1. Identify weaknesses and areas in need of improvement.

As you evaluate your business, you'll begin creating your pre-sale to-do list, including areas in need of improvement and key strengths that may help attract buyers. Your goal is to find ways to improve the value and salability of your business. Think about what a buyer might ask to examine when determining whether or not your business is a good purchase prospect. Buyers are typically attracted to businesses with low risk and opportunities for growth. For a more in-depth look at how buyers evaluate businesses for say, download the BizBuySell Guide to Selling Your Small Business.

2. Review your financials and create your value-add improvement strategy.

You may be surprised with the opportunities where your business has value. Now is the time to discover ways to increase the value of your business. Even if your business has been declining or is closed, it may have valuable real estate in a prime location, or even valuable equipment, saving buyers time and money of an expensive build-out. If it's a restaurant, retail or service business, this is your opportunity to enhance it with a strong digital presence showing its upside potential through e-commerce. Digital usage has accelerated dramatically in recent years and more customers are expecting businesses to offer some sort of virtual or online service.

3. Consider what you'll be doing after the business is sold.

Many business owners have spent years relying on their monthly revenue to support their lifestyle, pay their mortgage and put their kids through college. Consider how you will support yourself once the business is sold. If you sell the business now, will the proceeds give you enough money for retirement? Now is the time to increase the value of your business to receive an optimum price when it's sold. Also, consider the future of your business. Perhaps now is the time to think of any relatives or key employees who might be interested in taking over the business. You may decide you'd like to stay on as an employee or as a consultant to the new owner. Or, you may want to leave once and for all.

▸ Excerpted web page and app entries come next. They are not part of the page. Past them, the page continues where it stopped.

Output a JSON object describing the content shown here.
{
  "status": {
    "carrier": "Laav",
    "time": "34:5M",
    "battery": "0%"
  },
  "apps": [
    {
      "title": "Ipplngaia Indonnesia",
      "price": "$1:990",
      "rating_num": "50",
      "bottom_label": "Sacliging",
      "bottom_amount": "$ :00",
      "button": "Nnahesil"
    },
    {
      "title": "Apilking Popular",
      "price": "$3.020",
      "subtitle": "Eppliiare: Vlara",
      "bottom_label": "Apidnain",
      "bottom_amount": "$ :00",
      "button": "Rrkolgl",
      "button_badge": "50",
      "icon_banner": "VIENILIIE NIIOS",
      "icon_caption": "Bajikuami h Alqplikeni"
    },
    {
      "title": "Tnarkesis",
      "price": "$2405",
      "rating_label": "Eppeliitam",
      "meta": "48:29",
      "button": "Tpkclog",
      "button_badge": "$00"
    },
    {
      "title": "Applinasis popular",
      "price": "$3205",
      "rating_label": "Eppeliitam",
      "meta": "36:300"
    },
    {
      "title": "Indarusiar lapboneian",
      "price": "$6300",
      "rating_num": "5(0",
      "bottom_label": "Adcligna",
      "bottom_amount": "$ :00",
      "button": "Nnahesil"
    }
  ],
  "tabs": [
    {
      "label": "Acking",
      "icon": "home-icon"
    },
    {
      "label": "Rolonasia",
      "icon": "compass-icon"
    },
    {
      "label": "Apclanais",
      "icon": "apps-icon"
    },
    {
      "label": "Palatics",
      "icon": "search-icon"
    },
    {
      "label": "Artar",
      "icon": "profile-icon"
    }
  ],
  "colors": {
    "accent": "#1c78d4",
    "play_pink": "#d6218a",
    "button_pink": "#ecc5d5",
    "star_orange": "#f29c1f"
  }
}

Whether you choose to sell your business now or to make the necessary improvements to attract more prospective buyers, having an exit plan is a great way to assess the condition of your business and create an action plan going forward. After all, it always pays to be prepared. Just when you least expect it, you may be approached with an offer to buy your business.